And so, throughout the centuries, rackets have appeared in different shapes, sizes, and weights. But in general, they’ve kept morphological characteristics similar to those of the 16th-century racket. Primarily manufactured in ash wood, the new wood adhesives of the 30s allowed racketeers to mix up their essences (walnut, beech, maple). They resisted stronger tensions and allowed for a better balance between power and control of the ball. During the 70s, metal (steel, aluminum) made its appearance little by little… But metal rackets only enjoyed limited success. Yannick Noah was the very last tennis player to win a Big 4 tournament with a wooden racket, from the brand Le Coq Sportif. On June 5, 1983, he won the French Open. His racket seems almost rudimentary when compared to the carbon Babolat that Rafael Nadal used to win the Paris tournament in 2013. Just barely lighter than Yannick’s, this racket better restores energy. In an interview, Noah estimates that, with the same physical effort, new rackets offer a 50% improved result in speed and power than those used in the 80s.
Concerning racket dimensions, it’s worth noting that they are now regulated by the Fédération Française de Tennis. They have to measure less than 73.66 centimeters for professionals and 81.8 centimeters for amateurs. The racket head cannot exceed 29.1 centimeters in width and 39.7 centimeters in length.
Between the 60s and the 80s, sports suppliers developed new technologies to go beyond the limits of athletic performance. The brand Lacoste filed more than 20 patents: the diagonal tension of its cords, the plastic handle replacing wood, the “damper”, a piece of polyurethane placed at the base of the racket to absorb vibrations upon contact with the ball, all while increasing the precision of the shot and the strength of the hit. “The Equijet racket” was particularly important. Like the metal racket that came before it, it improved performances and marked an important leap forward in the game’s development. In 1988, Lacoste started working on a new racket that would combine the advantages of a small and large frame width. Once more Lacoste teamed up with a high level player: Guy Forget. At first skeptical, he quickly changed his mind when he tried the prototype.

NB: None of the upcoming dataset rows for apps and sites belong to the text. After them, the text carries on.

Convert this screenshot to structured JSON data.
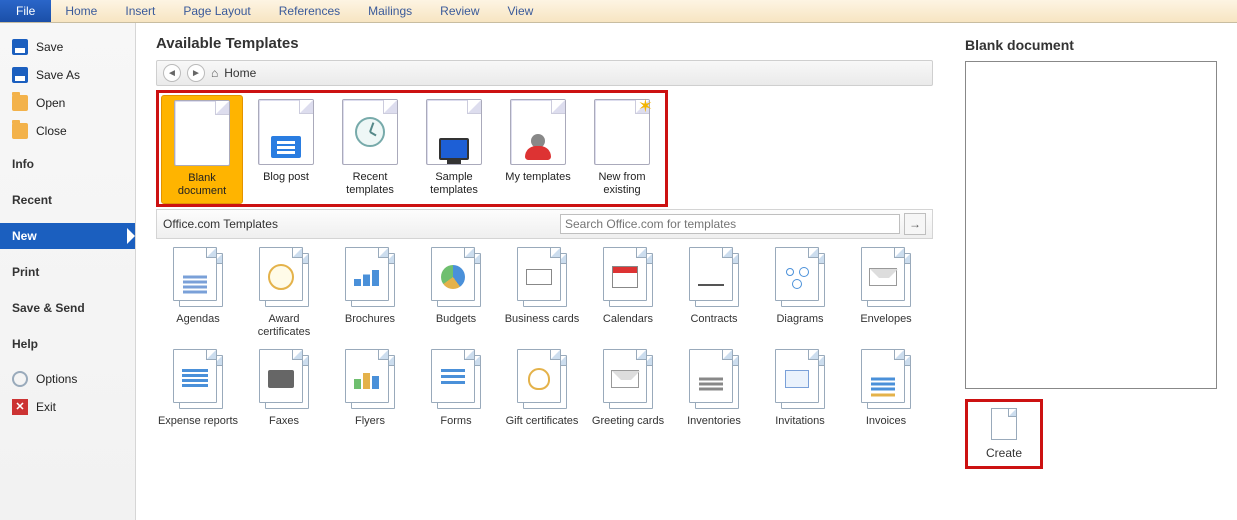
{
  "ribbon": {
    "file": "File",
    "tabs": [
      "Home",
      "Insert",
      "Page Layout",
      "References",
      "Mailings",
      "Review",
      "View"
    ]
  },
  "side": {
    "save": "Save",
    "save_as": "Save As",
    "open": "Open",
    "close": "Close",
    "info": "Info",
    "recent": "Recent",
    "new": "New",
    "print": "Print",
    "save_send": "Save & Send",
    "help": "Help",
    "options": "Options",
    "exit": "Exit"
  },
  "main": {
    "title": "Available Templates",
    "crumb_home": "Home",
    "section_office": "Office.com Templates",
    "search_placeholder": "Search Office.com for templates",
    "row1": [
      {
        "label": "Blank document"
      },
      {
        "label": "Blog post"
      },
      {
        "label": "Recent templates"
      },
      {
        "label": "Sample templates"
      },
      {
        "label": "My templates"
      },
      {
        "label": "New from existing"
      }
    ],
    "grid": [
      {
        "label": "Agendas",
        "icon": "mini-lines"
      },
      {
        "label": "Award certificates",
        "icon": "mini-badge"
      },
      {
        "label": "Brochures",
        "icon": "mini-chart"
      },
      {
        "label": "Budgets",
        "icon": "mini-pie"
      },
      {
        "label": "Business cards",
        "icon": "mini-card"
      },
      {
        "label": "Calendars",
        "icon": "mini-cal"
      },
      {
        "label": "Contracts",
        "icon": "mini-sig"
      },
      {
        "label": "Diagrams",
        "icon": "mini-diag"
      },
      {
        "label": "Envelopes",
        "icon": "mini-env"
      },
      {
        "label": "Expense reports",
        "icon": "mini-table"
      },
      {
        "label": "Faxes",
        "icon": "mini-fax"
      },
      {
        "label": "Flyers",
        "icon": "mini-bar"
      },
      {
        "label": "Forms",
        "icon": "mini-form"
      },
      {
        "label": "Gift certificates",
        "icon": "mini-gift"
      },
      {
        "label": "Greeting cards",
        "icon": "mini-env"
      },
      {
        "label": "Inventories",
        "icon": "mini-inv"
      },
      {
        "label": "Invitations",
        "icon": "mini-invite"
      },
      {
        "label": "Invoices",
        "icon": "mini-invoice"
      }
    ]
  },
  "preview": {
    "title": "Blank document",
    "create": "Create"
  }
}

A series of long test sessions in Paris and Chantacao (where Lacoste also had a workshop) would follow. The goal was simple: achieve perfection. In March 1991, “The Equijet” brought Guy to the fourth place spot in the world. To top it all off, in December of the same year, he brought home the Coupe Davis in Lyon. Perhaps there’s a racket behind each great tennis player?